• Work to complete: Could you please reproduce the entries exactly, leaving out any pictures?

• Data shown:
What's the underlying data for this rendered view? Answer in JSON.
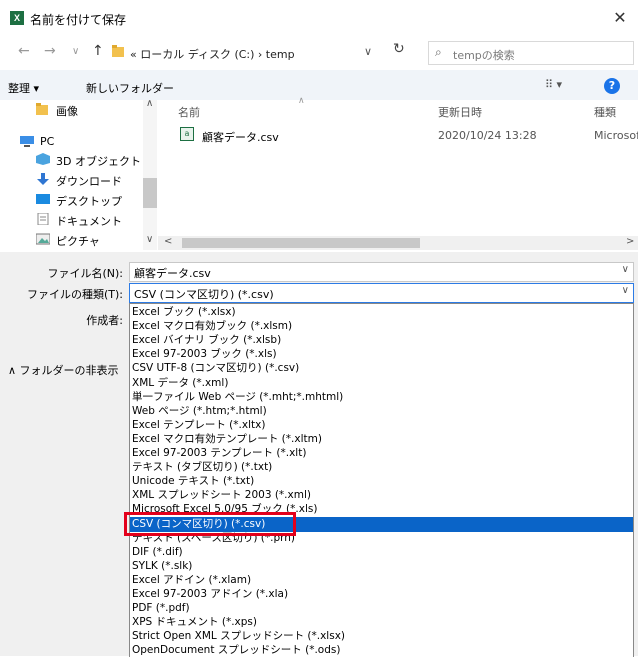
{
  "window": {
    "title": "名前を付けて保存",
    "app_icon": "X"
  },
  "address": {
    "path": "« ローカル ディスク (C:) › temp",
    "search_placeholder": "tempの検索"
  },
  "toolbar": {
    "organize": "整理 ▾",
    "new_folder": "新しいフォルダー",
    "view": "⠿ ▾",
    "help": "?"
  },
  "nav": {
    "items": [
      "画像",
      "PC",
      "3D オブジェクト",
      "ダウンロード",
      "デスクトップ",
      "ドキュメント",
      "ピクチャ"
    ]
  },
  "columns": {
    "name": "名前",
    "date": "更新日時",
    "type": "種類"
  },
  "file": {
    "name": "顧客データ.csv",
    "date": "2020/10/24 13:28",
    "type": "Microsoft E"
  },
  "form": {
    "filename_label": "ファイル名(N):",
    "filename_value": "顧客データ.csv",
    "filetype_label": "ファイルの種類(T):",
    "filetype_value": "CSV (コンマ区切り) (*.csv)",
    "author_label": "作成者:",
    "hide_folders": "∧ フォルダーの非表示"
  },
  "dropdown_options": [
    "Excel ブック (*.xlsx)",
    "Excel マクロ有効ブック (*.xlsm)",
    "Excel バイナリ ブック (*.xlsb)",
    "Excel 97-2003 ブック (*.xls)",
    "CSV UTF-8 (コンマ区切り) (*.csv)",
    "XML データ (*.xml)",
    "単一ファイル Web ページ (*.mht;*.mhtml)",
    "Web ページ (*.htm;*.html)",
    "Excel テンプレート (*.xltx)",
    "Excel マクロ有効テンプレート (*.xltm)",
    "Excel 97-2003 テンプレート (*.xlt)",
    "テキスト (タブ区切り) (*.txt)",
    "Unicode テキスト (*.txt)",
    "XML スプレッドシート 2003 (*.xml)",
    "Microsoft Excel 5.0/95 ブック (*.xls)",
    "CSV (コンマ区切り) (*.csv)",
    "テキスト (スペース区切り) (*.prn)",
    "DIF (*.dif)",
    "SYLK (*.slk)",
    "Excel アドイン (*.xlam)",
    "Excel 97-2003 アドイン (*.xla)",
    "PDF (*.pdf)",
    "XPS ドキュメント (*.xps)",
    "Strict Open XML スプレッドシート (*.xlsx)",
    "OpenDocument スプレッドシート (*.ods)"
  ],
  "selected_option": 15,
  "colors": {
    "selection": "#0a64c8",
    "highlight": "#e3001b",
    "excel_green": "#1d6f42"
  }
}
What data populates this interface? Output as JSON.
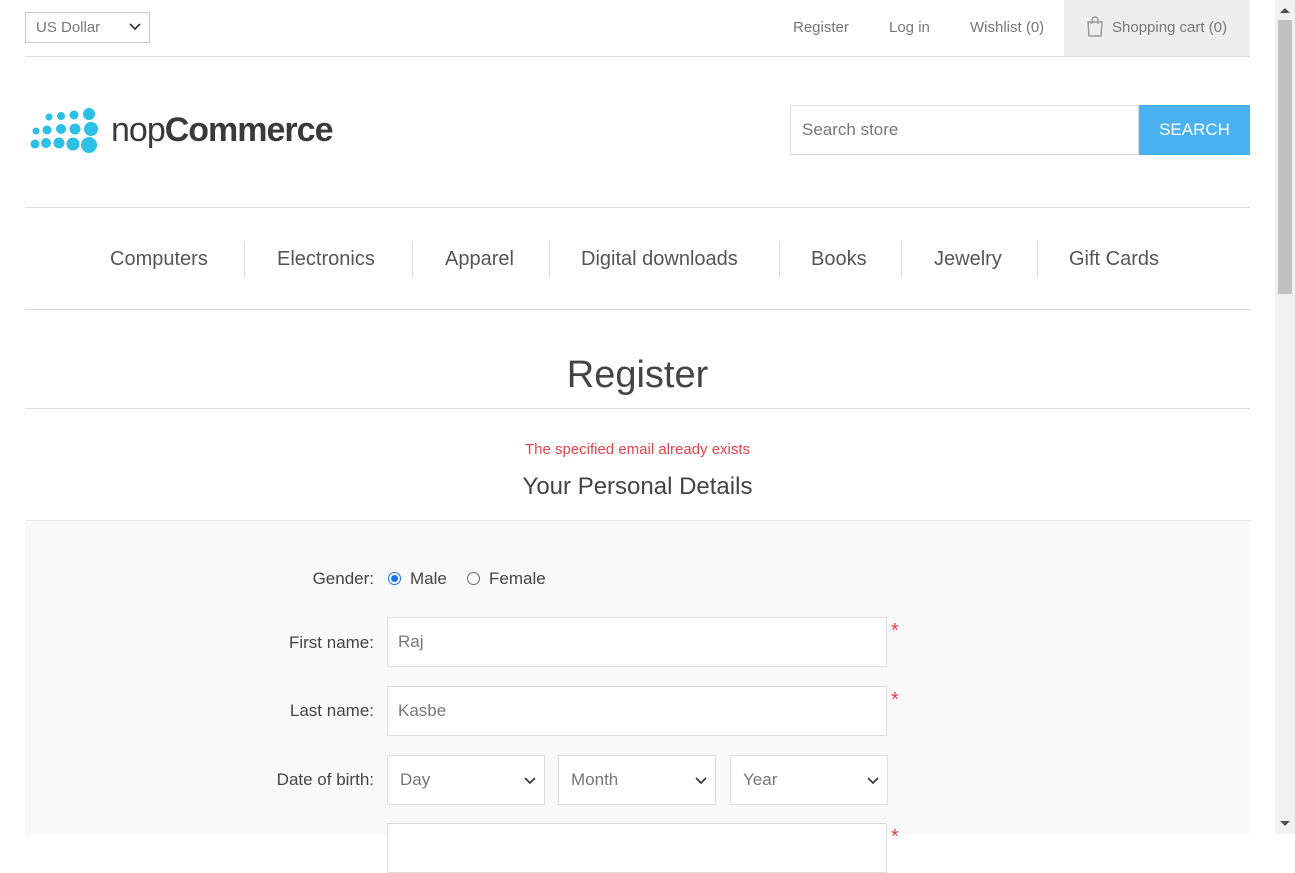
{
  "header": {
    "currency": "US Dollar",
    "register": "Register",
    "login": "Log in",
    "wishlist": "Wishlist (0)",
    "cart": "Shopping cart (0)"
  },
  "logo": {
    "prefix": "nop",
    "suffix": "Commerce"
  },
  "search": {
    "placeholder": "Search store",
    "button": "SEARCH"
  },
  "nav": [
    "Computers",
    "Electronics",
    "Apparel",
    "Digital downloads",
    "Books",
    "Jewelry",
    "Gift Cards"
  ],
  "page": {
    "title": "Register",
    "error": "The specified email already exists",
    "section_title": "Your Personal Details"
  },
  "form": {
    "gender_label": "Gender:",
    "gender_options": [
      "Male",
      "Female"
    ],
    "gender_selected": "Male",
    "first_name_label": "First name:",
    "first_name_value": "Raj",
    "last_name_label": "Last name:",
    "last_name_value": "Kasbe",
    "dob_label": "Date of birth:",
    "dob_day": "Day",
    "dob_month": "Month",
    "dob_year": "Year",
    "required_mark": "*"
  },
  "colors": {
    "accent": "#4ab2f1",
    "error": "#e4434b",
    "logo_dots": "#2bc0e4"
  }
}
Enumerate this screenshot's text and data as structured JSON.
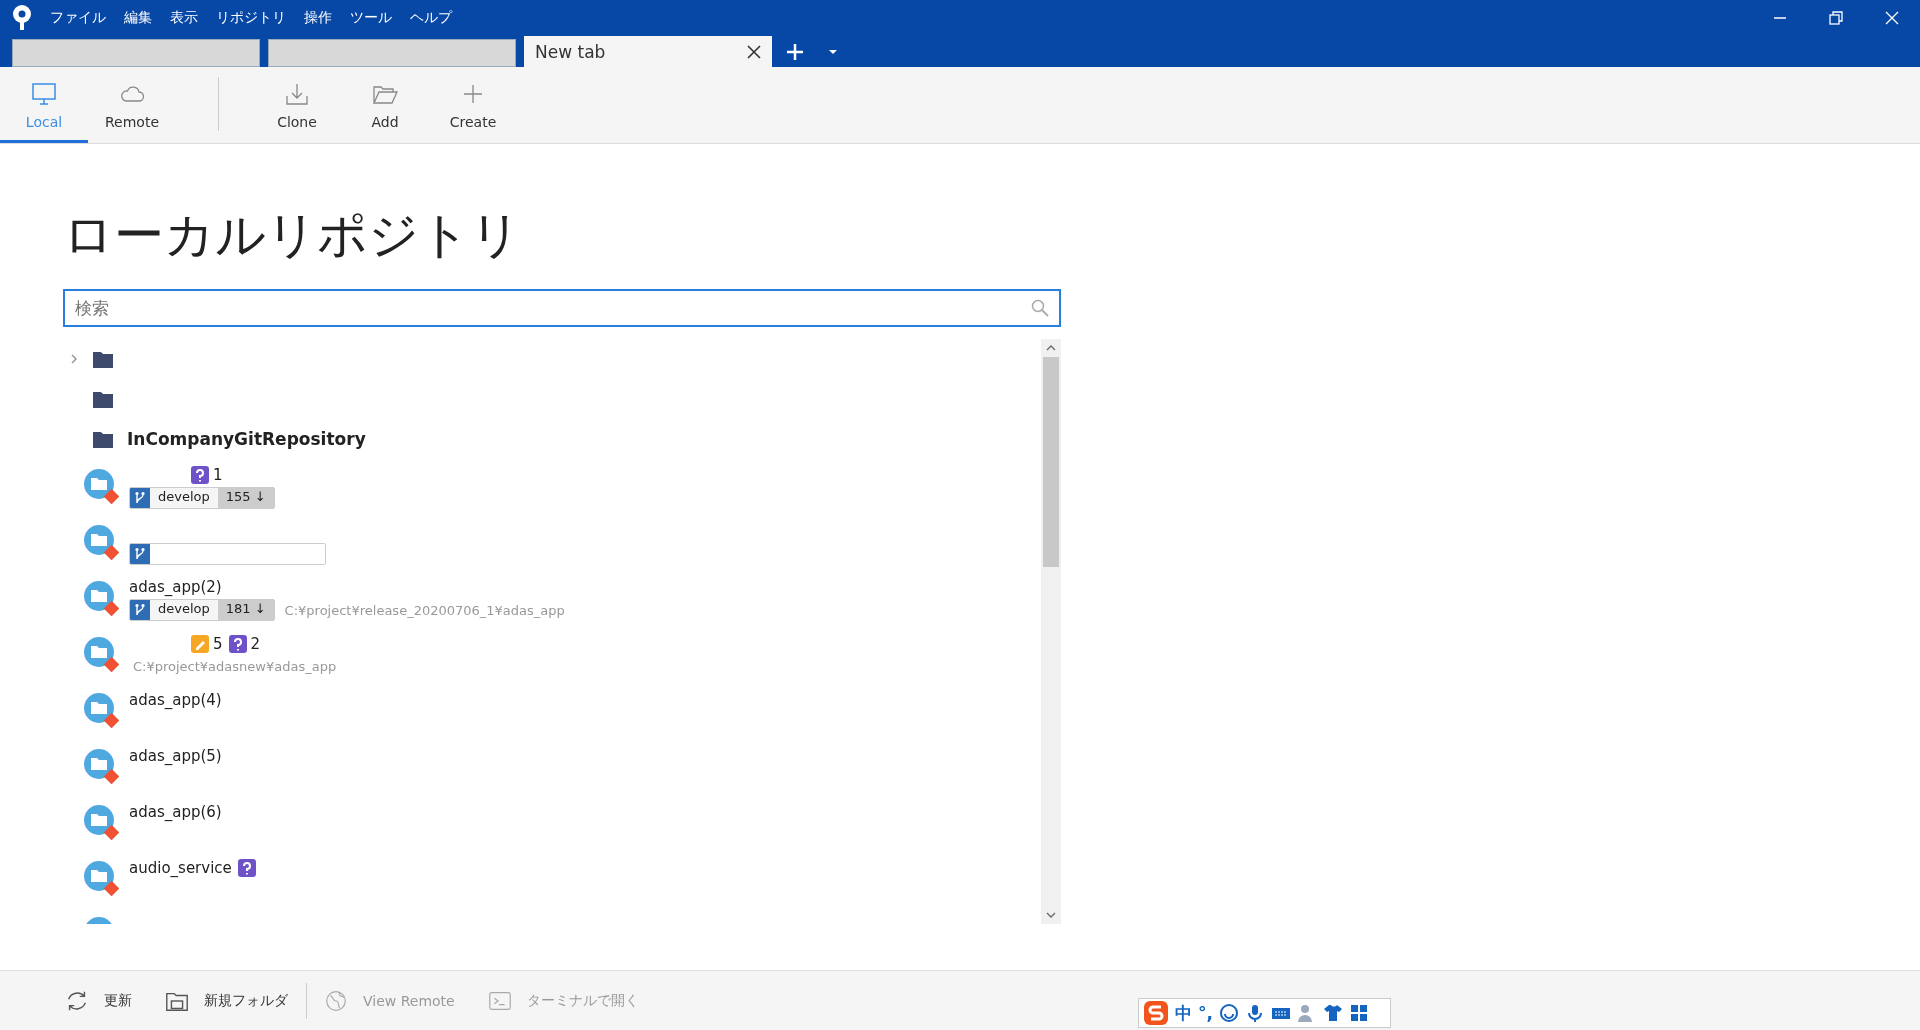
{
  "menu": [
    "ファイル",
    "編集",
    "表示",
    "リポジトリ",
    "操作",
    "ツール",
    "ヘルプ"
  ],
  "tabs": [
    {
      "selected": false
    },
    {
      "selected": false
    },
    {
      "label": "New tab",
      "selected": true
    }
  ],
  "views": [
    {
      "label": "Local",
      "kind": "monitor",
      "selected": true
    },
    {
      "label": "Remote",
      "kind": "cloud",
      "selected": false
    }
  ],
  "actions": [
    {
      "label": "Clone",
      "kind": "download"
    },
    {
      "label": "Add",
      "kind": "folder-open"
    },
    {
      "label": "Create",
      "kind": "plus"
    }
  ],
  "heading": "ローカルリポジトリ",
  "search": {
    "placeholder": "検索"
  },
  "tree": [
    {
      "kind": "collapsed-group"
    },
    {
      "kind": "group"
    },
    {
      "kind": "group",
      "label": "InCompanyGitRepository"
    },
    {
      "kind": "repo",
      "badges": [
        {
          "kind": "untracked",
          "count": "1"
        }
      ],
      "branch": "develop",
      "behind": "155 ↓"
    },
    {
      "kind": "repo",
      "branch_outline": true
    },
    {
      "kind": "repo",
      "name": "adas_app(2)",
      "branch": "develop",
      "behind": "181 ↓",
      "path": "C:¥project¥release_20200706_1¥adas_app"
    },
    {
      "kind": "repo",
      "badges": [
        {
          "kind": "modified",
          "count": "5"
        },
        {
          "kind": "untracked",
          "count": "2"
        }
      ],
      "path": "C:¥project¥adasnew¥adas_app"
    },
    {
      "kind": "repo",
      "name": "adas_app(4)"
    },
    {
      "kind": "repo",
      "name": "adas_app(5)"
    },
    {
      "kind": "repo",
      "name": "adas_app(6)"
    },
    {
      "kind": "repo",
      "name": "audio_service",
      "badges": [
        {
          "kind": "untracked"
        }
      ]
    },
    {
      "kind": "repo"
    }
  ],
  "bottom": [
    {
      "label": "更新",
      "kind": "refresh",
      "disabled": false
    },
    {
      "label": "新規フォルダ",
      "kind": "new-folder",
      "disabled": false
    },
    {
      "label": "View Remote",
      "kind": "globe",
      "disabled": true
    },
    {
      "label": "ターミナルで開く",
      "kind": "terminal",
      "disabled": true
    }
  ],
  "ime": [
    "中",
    "°,"
  ]
}
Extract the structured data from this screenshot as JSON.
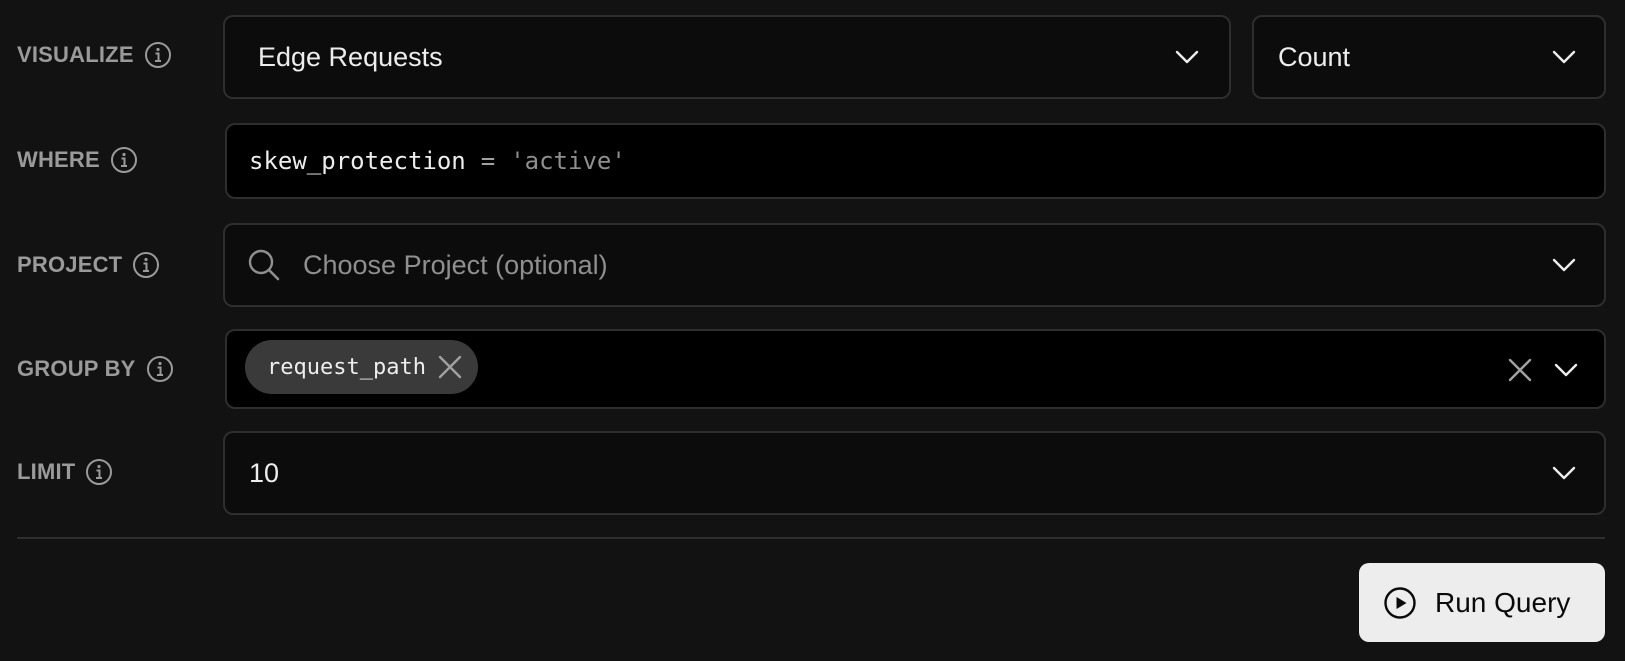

• Answer:
What's the underlying data for this rendered view? Answer in JSON.
{
  "window": {
    "title": "名前を付けて保存",
    "app_icon": "X"
  },
  "address": {
    "path": "« ローカル ディスク (C:) › temp",
    "search_placeholder": "tempの検索"
  },
  "toolbar": {
    "organize": "整理 ▾",
    "new_folder": "新しいフォルダー",
    "view": "⠿ ▾",
    "help": "?"
  },
  "nav": {
    "items": [
      "画像",
      "PC",
      "3D オブジェクト",
      "ダウンロード",
      "デスクトップ",
      "ドキュメント",
      "ピクチャ"
    ]
  },
  "columns": {
    "name": "名前",
    "date": "更新日時",
    "type": "種類"
  },
  "file": {
    "name": "顧客データ.csv",
    "date": "2020/10/24 13:28",
    "type": "Microsoft E"
  },
  "form": {
    "filename_label": "ファイル名(N):",
    "filename_value": "顧客データ.csv",
    "filetype_label": "ファイルの種類(T):",
    "filetype_value": "CSV (コンマ区切り) (*.csv)",
    "author_label": "作成者:",
    "hide_folders": "∧ フォルダーの非表示"
  },
  "dropdown_options": [
    "Excel ブック (*.xlsx)",
    "Excel マクロ有効ブック (*.xlsm)",
    "Excel バイナリ ブック (*.xlsb)",
    "Excel 97-2003 ブック (*.xls)",
    "CSV UTF-8 (コンマ区切り) (*.csv)",
    "XML データ (*.xml)",
    "単一ファイル Web ページ (*.mht;*.mhtml)",
    "Web ページ (*.htm;*.html)",
    "Excel テンプレート (*.xltx)",
    "Excel マクロ有効テンプレート (*.xltm)",
    "Excel 97-2003 テンプレート (*.xlt)",
    "テキスト (タブ区切り) (*.txt)",
    "Unicode テキスト (*.txt)",
    "XML スプレッドシート 2003 (*.xml)",
    "Microsoft Excel 5.0/95 ブック (*.xls)",
    "CSV (コンマ区切り) (*.csv)",
    "テキスト (スペース区切り) (*.prn)",
    "DIF (*.dif)",
    "SYLK (*.slk)",
    "Excel アドイン (*.xlam)",
    "Excel 97-2003 アドイン (*.xla)",
    "PDF (*.pdf)",
    "XPS ドキュメント (*.xps)",
    "Strict Open XML スプレッドシート (*.xlsx)",
    "OpenDocument スプレッドシート (*.ods)"
  ],
  "selected_option": 15,
  "colors": {
    "selection": "#0a64c8",
    "highlight": "#e3001b",
    "excel_green": "#1d6f42"
  }
}
What data populates this interface? Output as JSON.
{
  "header": {
    "currency": "US Dollar",
    "register": "Register",
    "login": "Log in",
    "wishlist": "Wishlist (0)",
    "cart": "Shopping cart (0)"
  },
  "logo": {
    "prefix": "nop",
    "suffix": "Commerce"
  },
  "search": {
    "placeholder": "Search store",
    "button": "SEARCH"
  },
  "nav": [
    "Computers",
    "Electronics",
    "Apparel",
    "Digital downloads",
    "Books",
    "Jewelry",
    "Gift Cards"
  ],
  "page": {
    "title": "Register",
    "error": "The specified email already exists",
    "section_title": "Your Personal Details"
  },
  "form": {
    "gender_label": "Gender:",
    "gender_options": [
      "Male",
      "Female"
    ],
    "gender_selected": "Male",
    "first_name_label": "First name:",
    "first_name_value": "Raj",
    "last_name_label": "Last name:",
    "last_name_value": "Kasbe",
    "dob_label": "Date of birth:",
    "dob_day": "Day",
    "dob_month": "Month",
    "dob_year": "Year",
    "required_mark": "*"
  },
  "colors": {
    "accent": "#4ab2f1",
    "error": "#e4434b",
    "logo_dots": "#2bc0e4"
  }
}
Enumerate this screenshot's text and data as structured JSON.
{
  "menu": [
    "ファイル",
    "編集",
    "表示",
    "リポジトリ",
    "操作",
    "ツール",
    "ヘルプ"
  ],
  "tabs": [
    {
      "selected": false
    },
    {
      "selected": false
    },
    {
      "label": "New tab",
      "selected": true
    }
  ],
  "views": [
    {
      "label": "Local",
      "kind": "monitor",
      "selected": true
    },
    {
      "label": "Remote",
      "kind": "cloud",
      "selected": false
    }
  ],
  "actions": [
    {
      "label": "Clone",
      "kind": "download"
    },
    {
      "label": "Add",
      "kind": "folder-open"
    },
    {
      "label": "Create",
      "kind": "plus"
    }
  ],
  "heading": "ローカルリポジトリ",
  "search": {
    "placeholder": "検索"
  },
  "tree": [
    {
      "kind": "collapsed-group"
    },
    {
      "kind": "group"
    },
    {
      "kind": "group",
      "label": "InCompanyGitRepository"
    },
    {
      "kind": "repo",
      "badges": [
        {
          "kind": "untracked",
          "count": "1"
        }
      ],
      "branch": "develop",
      "behind": "155 ↓"
    },
    {
      "kind": "repo",
      "branch_outline": true
    },
    {
      "kind": "repo",
      "name": "adas_app(2)",
      "branch": "develop",
      "behind": "181 ↓",
      "path": "C:¥project¥release_20200706_1¥adas_app"
    },
    {
      "kind": "repo",
      "badges": [
        {
          "kind": "modified",
          "count": "5"
        },
        {
          "kind": "untracked",
          "count": "2"
        }
      ],
      "path": "C:¥project¥adasnew¥adas_app"
    },
    {
      "kind": "repo",
      "name": "adas_app(4)"
    },
    {
      "kind": "repo",
      "name": "adas_app(5)"
    },
    {
      "kind": "repo",
      "name": "adas_app(6)"
    },
    {
      "kind": "repo",
      "name": "audio_service",
      "badges": [
        {
          "kind": "untracked"
        }
      ]
    },
    {
      "kind": "repo"
    }
  ],
  "bottom": [
    {
      "label": "更新",
      "kind": "refresh",
      "disabled": false
    },
    {
      "label": "新規フォルダ",
      "kind": "new-folder",
      "disabled": false
    },
    {
      "label": "View Remote",
      "kind": "globe",
      "disabled": true
    },
    {
      "label": "ターミナルで開く",
      "kind": "terminal",
      "disabled": true
    }
  ],
  "ime": [
    "中",
    "°,"
  ]
}
Extract the structured data from this screenshot as JSON.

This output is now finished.